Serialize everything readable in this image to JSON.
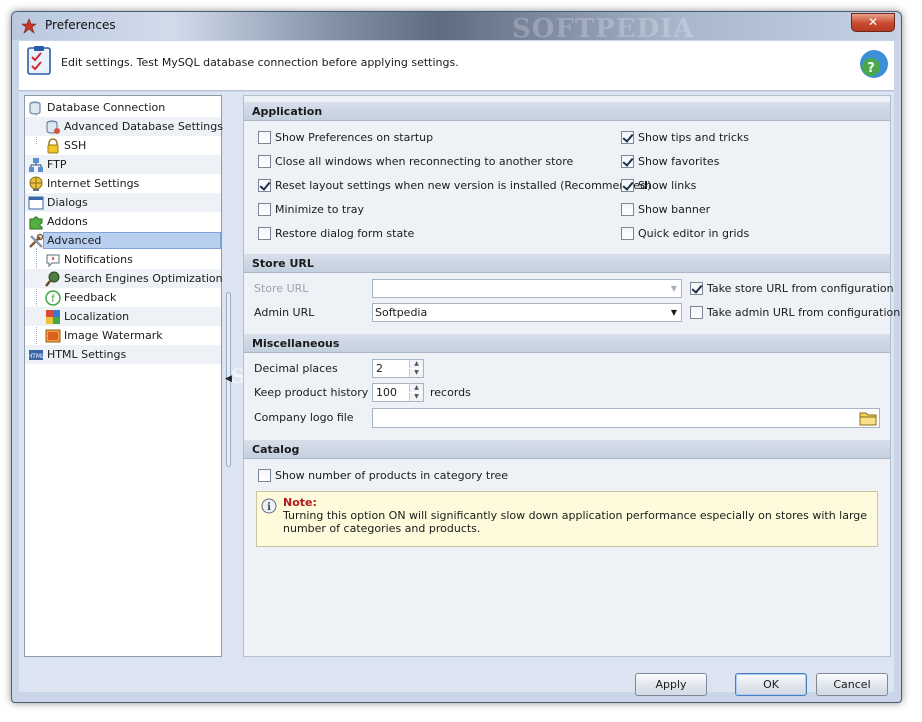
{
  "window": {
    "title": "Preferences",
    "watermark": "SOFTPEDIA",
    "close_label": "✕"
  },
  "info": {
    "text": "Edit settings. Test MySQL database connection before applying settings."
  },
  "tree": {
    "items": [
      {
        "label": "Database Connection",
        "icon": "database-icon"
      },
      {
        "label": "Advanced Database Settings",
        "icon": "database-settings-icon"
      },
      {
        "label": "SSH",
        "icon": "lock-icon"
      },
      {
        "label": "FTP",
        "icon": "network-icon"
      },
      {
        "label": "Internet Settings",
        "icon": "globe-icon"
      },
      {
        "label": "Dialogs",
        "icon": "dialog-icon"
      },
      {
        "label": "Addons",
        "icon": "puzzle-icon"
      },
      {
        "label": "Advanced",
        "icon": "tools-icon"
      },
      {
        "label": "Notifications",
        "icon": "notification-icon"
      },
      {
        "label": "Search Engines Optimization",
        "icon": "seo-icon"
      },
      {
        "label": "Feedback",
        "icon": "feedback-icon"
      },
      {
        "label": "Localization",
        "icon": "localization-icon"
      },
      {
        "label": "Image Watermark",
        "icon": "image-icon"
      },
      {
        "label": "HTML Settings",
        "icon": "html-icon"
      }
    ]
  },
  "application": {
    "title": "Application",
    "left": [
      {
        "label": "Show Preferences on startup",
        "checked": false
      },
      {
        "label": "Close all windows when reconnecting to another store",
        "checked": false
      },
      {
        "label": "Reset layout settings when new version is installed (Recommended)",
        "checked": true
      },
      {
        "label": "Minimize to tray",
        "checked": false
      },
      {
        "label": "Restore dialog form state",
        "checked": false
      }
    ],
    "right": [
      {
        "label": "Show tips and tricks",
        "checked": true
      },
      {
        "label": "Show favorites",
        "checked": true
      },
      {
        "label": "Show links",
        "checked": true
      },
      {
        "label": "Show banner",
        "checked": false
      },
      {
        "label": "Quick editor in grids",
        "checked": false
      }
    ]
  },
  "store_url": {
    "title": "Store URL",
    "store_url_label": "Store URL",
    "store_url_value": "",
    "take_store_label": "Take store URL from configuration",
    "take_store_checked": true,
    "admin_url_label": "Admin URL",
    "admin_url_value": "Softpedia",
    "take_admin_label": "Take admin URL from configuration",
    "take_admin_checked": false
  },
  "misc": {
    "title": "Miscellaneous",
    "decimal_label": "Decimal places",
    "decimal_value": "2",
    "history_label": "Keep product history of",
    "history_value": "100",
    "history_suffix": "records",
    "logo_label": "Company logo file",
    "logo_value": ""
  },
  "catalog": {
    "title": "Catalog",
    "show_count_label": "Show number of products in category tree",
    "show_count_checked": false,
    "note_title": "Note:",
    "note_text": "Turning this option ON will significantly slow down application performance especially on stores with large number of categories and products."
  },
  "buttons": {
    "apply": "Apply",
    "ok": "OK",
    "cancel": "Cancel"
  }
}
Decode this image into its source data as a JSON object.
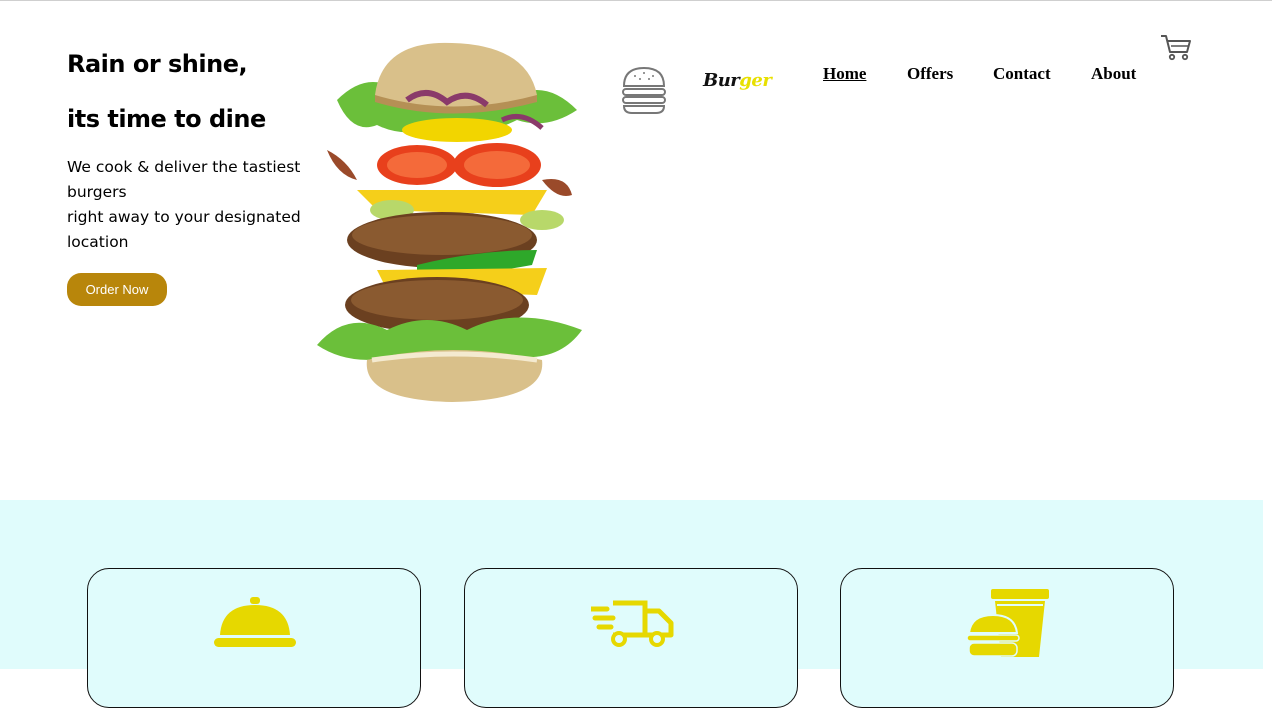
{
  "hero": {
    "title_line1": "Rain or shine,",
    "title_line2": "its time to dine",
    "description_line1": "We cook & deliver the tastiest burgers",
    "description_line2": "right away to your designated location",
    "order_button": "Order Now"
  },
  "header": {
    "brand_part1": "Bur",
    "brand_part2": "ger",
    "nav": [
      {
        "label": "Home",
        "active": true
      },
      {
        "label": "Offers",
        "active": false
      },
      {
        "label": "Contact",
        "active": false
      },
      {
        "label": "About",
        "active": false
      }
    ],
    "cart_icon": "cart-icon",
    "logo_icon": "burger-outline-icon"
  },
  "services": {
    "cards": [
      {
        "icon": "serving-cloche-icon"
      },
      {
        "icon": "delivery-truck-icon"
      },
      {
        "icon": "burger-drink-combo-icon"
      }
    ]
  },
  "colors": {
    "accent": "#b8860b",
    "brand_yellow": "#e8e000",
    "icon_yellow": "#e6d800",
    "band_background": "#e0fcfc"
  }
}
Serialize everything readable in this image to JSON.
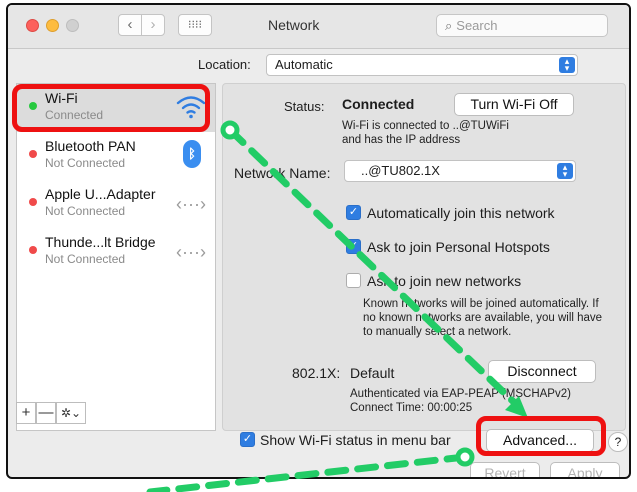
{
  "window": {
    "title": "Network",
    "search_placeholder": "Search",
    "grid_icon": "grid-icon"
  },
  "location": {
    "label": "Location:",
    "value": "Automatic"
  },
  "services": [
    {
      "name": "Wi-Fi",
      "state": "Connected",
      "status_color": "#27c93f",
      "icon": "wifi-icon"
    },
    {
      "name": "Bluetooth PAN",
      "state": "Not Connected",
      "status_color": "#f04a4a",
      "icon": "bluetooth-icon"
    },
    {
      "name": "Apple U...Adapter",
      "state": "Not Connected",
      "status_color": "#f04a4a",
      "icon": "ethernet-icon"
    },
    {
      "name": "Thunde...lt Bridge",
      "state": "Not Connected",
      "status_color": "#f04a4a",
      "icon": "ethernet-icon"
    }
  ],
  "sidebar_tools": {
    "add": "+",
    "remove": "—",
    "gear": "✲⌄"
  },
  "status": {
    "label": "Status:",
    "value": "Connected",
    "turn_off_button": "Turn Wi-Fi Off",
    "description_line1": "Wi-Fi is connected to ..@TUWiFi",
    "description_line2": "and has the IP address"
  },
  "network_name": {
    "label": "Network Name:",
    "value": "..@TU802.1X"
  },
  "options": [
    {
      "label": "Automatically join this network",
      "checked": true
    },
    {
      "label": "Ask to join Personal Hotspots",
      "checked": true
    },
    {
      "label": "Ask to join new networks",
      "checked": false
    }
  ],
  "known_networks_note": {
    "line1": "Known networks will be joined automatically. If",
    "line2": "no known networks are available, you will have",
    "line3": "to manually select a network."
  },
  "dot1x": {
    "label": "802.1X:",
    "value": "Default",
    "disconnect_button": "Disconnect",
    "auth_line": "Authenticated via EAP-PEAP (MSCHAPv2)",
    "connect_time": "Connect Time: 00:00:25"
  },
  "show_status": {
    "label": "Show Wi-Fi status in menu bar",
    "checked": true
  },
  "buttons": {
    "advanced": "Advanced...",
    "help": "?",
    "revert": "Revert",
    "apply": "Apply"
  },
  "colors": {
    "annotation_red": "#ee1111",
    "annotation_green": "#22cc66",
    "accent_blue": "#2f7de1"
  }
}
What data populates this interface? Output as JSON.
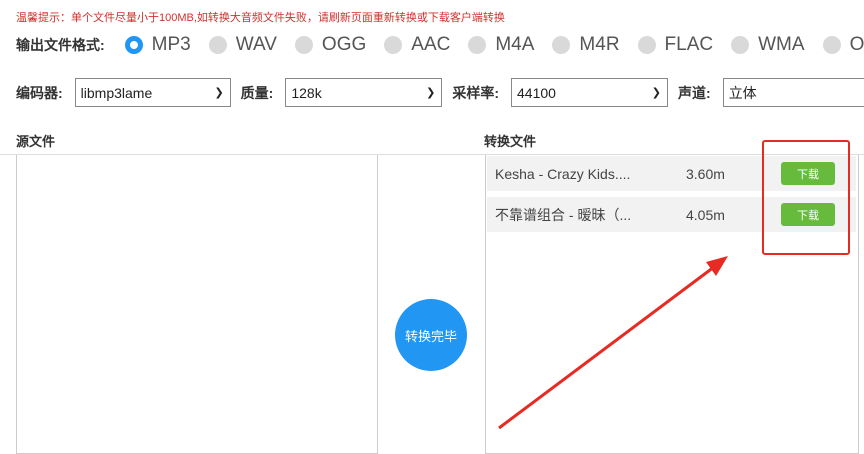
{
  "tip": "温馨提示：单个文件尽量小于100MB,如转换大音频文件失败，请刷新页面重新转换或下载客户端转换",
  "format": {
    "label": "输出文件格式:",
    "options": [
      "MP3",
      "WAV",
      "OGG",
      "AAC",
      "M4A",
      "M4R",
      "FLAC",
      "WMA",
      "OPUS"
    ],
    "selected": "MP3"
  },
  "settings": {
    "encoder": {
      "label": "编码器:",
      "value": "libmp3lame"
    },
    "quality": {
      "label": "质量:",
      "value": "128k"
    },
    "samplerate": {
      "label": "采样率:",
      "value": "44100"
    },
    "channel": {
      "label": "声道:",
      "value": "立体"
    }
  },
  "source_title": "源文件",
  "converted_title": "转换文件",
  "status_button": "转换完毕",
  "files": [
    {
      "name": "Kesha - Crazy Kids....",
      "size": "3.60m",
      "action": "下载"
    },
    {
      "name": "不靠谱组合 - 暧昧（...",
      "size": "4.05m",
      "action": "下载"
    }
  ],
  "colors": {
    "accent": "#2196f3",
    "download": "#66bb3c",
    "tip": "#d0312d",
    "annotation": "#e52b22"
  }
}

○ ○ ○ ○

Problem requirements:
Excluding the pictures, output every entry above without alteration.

Solution for this problem:
Serialize everything readable in this image to JSON.
{
  "window": {
    "title": "Preferences",
    "watermark": "SOFTPEDIA",
    "close_label": "✕"
  },
  "info": {
    "text": "Edit settings. Test MySQL database connection before applying settings."
  },
  "tree": {
    "items": [
      {
        "label": "Database Connection",
        "icon": "database-icon"
      },
      {
        "label": "Advanced Database Settings",
        "icon": "database-settings-icon"
      },
      {
        "label": "SSH",
        "icon": "lock-icon"
      },
      {
        "label": "FTP",
        "icon": "network-icon"
      },
      {
        "label": "Internet Settings",
        "icon": "globe-icon"
      },
      {
        "label": "Dialogs",
        "icon": "dialog-icon"
      },
      {
        "label": "Addons",
        "icon": "puzzle-icon"
      },
      {
        "label": "Advanced",
        "icon": "tools-icon"
      },
      {
        "label": "Notifications",
        "icon": "notification-icon"
      },
      {
        "label": "Search Engines Optimization",
        "icon": "seo-icon"
      },
      {
        "label": "Feedback",
        "icon": "feedback-icon"
      },
      {
        "label": "Localization",
        "icon": "localization-icon"
      },
      {
        "label": "Image Watermark",
        "icon": "image-icon"
      },
      {
        "label": "HTML Settings",
        "icon": "html-icon"
      }
    ]
  },
  "application": {
    "title": "Application",
    "left": [
      {
        "label": "Show Preferences on startup",
        "checked": false
      },
      {
        "label": "Close all windows when reconnecting to another store",
        "checked": false
      },
      {
        "label": "Reset layout settings when new version is installed (Recommended)",
        "checked": true
      },
      {
        "label": "Minimize to tray",
        "checked": false
      },
      {
        "label": "Restore dialog form state",
        "checked": false
      }
    ],
    "right": [
      {
        "label": "Show tips and tricks",
        "checked": true
      },
      {
        "label": "Show favorites",
        "checked": true
      },
      {
        "label": "Show links",
        "checked": true
      },
      {
        "label": "Show banner",
        "checked": false
      },
      {
        "label": "Quick editor in grids",
        "checked": false
      }
    ]
  },
  "store_url": {
    "title": "Store URL",
    "store_url_label": "Store URL",
    "store_url_value": "",
    "take_store_label": "Take store URL from configuration",
    "take_store_checked": true,
    "admin_url_label": "Admin URL",
    "admin_url_value": "Softpedia",
    "take_admin_label": "Take admin URL from configuration",
    "take_admin_checked": false
  },
  "misc": {
    "title": "Miscellaneous",
    "decimal_label": "Decimal places",
    "decimal_value": "2",
    "history_label": "Keep product history of",
    "history_value": "100",
    "history_suffix": "records",
    "logo_label": "Company logo file",
    "logo_value": ""
  },
  "catalog": {
    "title": "Catalog",
    "show_count_label": "Show number of products in category tree",
    "show_count_checked": false,
    "note_title": "Note:",
    "note_text": "Turning this option ON will significantly slow down application performance especially on stores with large number of categories and products."
  },
  "buttons": {
    "apply": "Apply",
    "ok": "OK",
    "cancel": "Cancel"
  }
}
Decode this image into its source data as a JSON object.
{
  "hero": {
    "title_line1": "Rain or shine,",
    "title_line2": "its time to dine",
    "description_line1": "We cook & deliver the tastiest burgers",
    "description_line2": "right away to your designated location",
    "order_button": "Order Now"
  },
  "header": {
    "brand_part1": "Bur",
    "brand_part2": "ger",
    "nav": [
      {
        "label": "Home",
        "active": true
      },
      {
        "label": "Offers",
        "active": false
      },
      {
        "label": "Contact",
        "active": false
      },
      {
        "label": "About",
        "active": false
      }
    ],
    "cart_icon": "cart-icon",
    "logo_icon": "burger-outline-icon"
  },
  "services": {
    "cards": [
      {
        "icon": "serving-cloche-icon"
      },
      {
        "icon": "delivery-truck-icon"
      },
      {
        "icon": "burger-drink-combo-icon"
      }
    ]
  },
  "colors": {
    "accent": "#b8860b",
    "brand_yellow": "#e8e000",
    "icon_yellow": "#e6d800",
    "band_background": "#e0fcfc"
  }
}
Serialize everything readable in this image to JSON.
{
  "window": {
    "title": "Network",
    "search_placeholder": "Search",
    "grid_icon": "grid-icon"
  },
  "location": {
    "label": "Location:",
    "value": "Automatic"
  },
  "services": [
    {
      "name": "Wi-Fi",
      "state": "Connected",
      "status_color": "#27c93f",
      "icon": "wifi-icon"
    },
    {
      "name": "Bluetooth PAN",
      "state": "Not Connected",
      "status_color": "#f04a4a",
      "icon": "bluetooth-icon"
    },
    {
      "name": "Apple U...Adapter",
      "state": "Not Connected",
      "status_color": "#f04a4a",
      "icon": "ethernet-icon"
    },
    {
      "name": "Thunde...lt Bridge",
      "state": "Not Connected",
      "status_color": "#f04a4a",
      "icon": "ethernet-icon"
    }
  ],
  "sidebar_tools": {
    "add": "+",
    "remove": "—",
    "gear": "✲⌄"
  },
  "status": {
    "label": "Status:",
    "value": "Connected",
    "turn_off_button": "Turn Wi-Fi Off",
    "description_line1": "Wi-Fi is connected to ..@TUWiFi",
    "description_line2": "and has the IP address"
  },
  "network_name": {
    "label": "Network Name:",
    "value": "..@TU802.1X"
  },
  "options": [
    {
      "label": "Automatically join this network",
      "checked": true
    },
    {
      "label": "Ask to join Personal Hotspots",
      "checked": true
    },
    {
      "label": "Ask to join new networks",
      "checked": false
    }
  ],
  "known_networks_note": {
    "line1": "Known networks will be joined automatically. If",
    "line2": "no known networks are available, you will have",
    "line3": "to manually select a network."
  },
  "dot1x": {
    "label": "802.1X:",
    "value": "Default",
    "disconnect_button": "Disconnect",
    "auth_line": "Authenticated via EAP-PEAP (MSCHAPv2)",
    "connect_time": "Connect Time: 00:00:25"
  },
  "show_status": {
    "label": "Show Wi-Fi status in menu bar",
    "checked": true
  },
  "buttons": {
    "advanced": "Advanced...",
    "help": "?",
    "revert": "Revert",
    "apply": "Apply"
  },
  "colors": {
    "annotation_red": "#ee1111",
    "annotation_green": "#22cc66",
    "accent_blue": "#2f7de1"
  }
}
What data populates this interface? Output as JSON.
{
  "tip": "温馨提示：单个文件尽量小于100MB,如转换大音频文件失败，请刷新页面重新转换或下载客户端转换",
  "format": {
    "label": "输出文件格式:",
    "options": [
      "MP3",
      "WAV",
      "OGG",
      "AAC",
      "M4A",
      "M4R",
      "FLAC",
      "WMA",
      "OPUS"
    ],
    "selected": "MP3"
  },
  "settings": {
    "encoder": {
      "label": "编码器:",
      "value": "libmp3lame"
    },
    "quality": {
      "label": "质量:",
      "value": "128k"
    },
    "samplerate": {
      "label": "采样率:",
      "value": "44100"
    },
    "channel": {
      "label": "声道:",
      "value": "立体"
    }
  },
  "source_title": "源文件",
  "converted_title": "转换文件",
  "status_button": "转换完毕",
  "files": [
    {
      "name": "Kesha - Crazy Kids....",
      "size": "3.60m",
      "action": "下载"
    },
    {
      "name": "不靠谱组合 - 暧昧（...",
      "size": "4.05m",
      "action": "下载"
    }
  ],
  "colors": {
    "accent": "#2196f3",
    "download": "#66bb3c",
    "tip": "#d0312d",
    "annotation": "#e52b22"
  }
}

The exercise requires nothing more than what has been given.